  • Portuguese police have praised the English fans behaviour in recent weeks.
  • The "rioting" in the first week was well away from any games being played by England, and has been attributed to excessive alcohol consumption.
  • Any fan deported from Portugal will be subject to a ban ranging from 2 to 5 years (IIRC). This has already been used in this tournament

Some other hooliganism facts:

  • English fans have not instigated a major hooliganism incident for 5/6 years, both at club and national level
  • During the 1998 World Cup a French policeman nearly died after being badly beaten by German fans.
  • In 2000 two Leeds United supporters were stabbed to death by followers of the Turkish club Galatasaray
  • Italy's ultras (their organised hooligans) are said to view the English drunkenness with disdain because it impairs the ability to fight.
  • In 2000, Den Bosch (Holland) supporters rioting for three days after a match was called off after a fan was shot
  • In 1998, about 26,000 Manchester United fans travelled to Holland and there were just 28 arrests, mostly just for

Of course, I don't have answer for all these problems, but consistency of treatment would be a good start.

03 February 2007

Come on, England! x 2

Today is the start of the Six Nations tournament, and it's the first time that a certain England player who has not had an international start since 2003 will be having a run-out. Having been ravaged by injuries for so long, some are concerned that throwing Wilkinson straight into the bear-pit exposes him to unnecessary risks both to him as an individual and the team due to his lack of match practice.

Wilkinson however is the consummate professional and as long as Scotland do not go out to deliberately injure him, I believe he will be more than capable of holding up his end of the bargain. If anything the risks come from him throwing himself into the game with the same level as gusto and reinjuring himself rather than being a liability on the pitch.

The England Rugby squad do have a number of World Cup veterans who have not seen much International game time since 2003. The one I most delighted to see is the return of Jason Robinson. He scored a fantastic try in the World Cup final, and has an amazing ability to jink his way around a defensive line. Bringing him out of International retirement is great for us in the short-term, but we need to look to the future.

And on Wednesday, the England football play a friendly at Old Trafford against Spain. Hmm, an underperforming team playing against an underperforming team. I am a paid-up member of the England Fan Club, and to be frank I am not entirely convinced that I am getting value for money. There are players in the England squad that I have the utmost respect for, but England are constantly coming up short. As I said earlier, I do not believe that we are likely to qualify for the Europe, although if we do, it will be a struggle. We have (and have had for a long time) a problem with at the management level. Sven was risk averse to the detriment of the England game, and when he did take risks it was illogical ones such as taking Walcott, rather than adopting aggressive formations. If he seriously believed that a 4-5-1 formation was going to get England through to the finals of the World Cup, then he was misguided at best.

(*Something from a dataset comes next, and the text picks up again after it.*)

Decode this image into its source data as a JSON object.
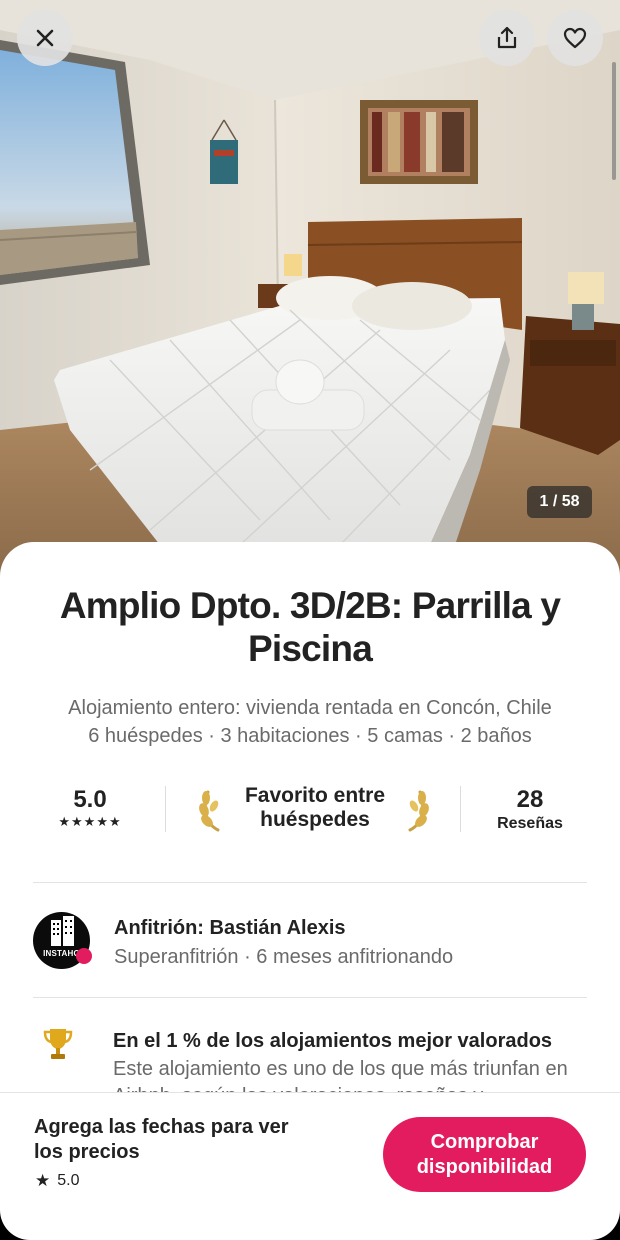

Despite my pessimism, I would have gone and seen the game if it was either a) not at Old Trafford or b) not on a Wednesday night. As it is, I am going to have to take my England regalia to work and find a pub showing it before kick off. And Wednesday is meant to be a gym night...

The players that I have the most respect for are:
  • Paul Robinson: the stick he got after the Croatia game from the gutter press was a disgrace. The team are responsible for the result - not one man.
  • Jamie Carragher: should be the first-choice right-back for both club and country.
  • Steve Gerrard: this guy is the best midfielder in England bar none, but carries himself off the pitch with humility.
  • Owen Hargreaves: I am not a bandwaggon jumper - I voted for SG as the fan's player of 2006 - however, Owen Hargreaves gained my respect a long time ago for no other reason than the abuse that was levelled at him by "fans" and he continued to put on the England shirt and play the game.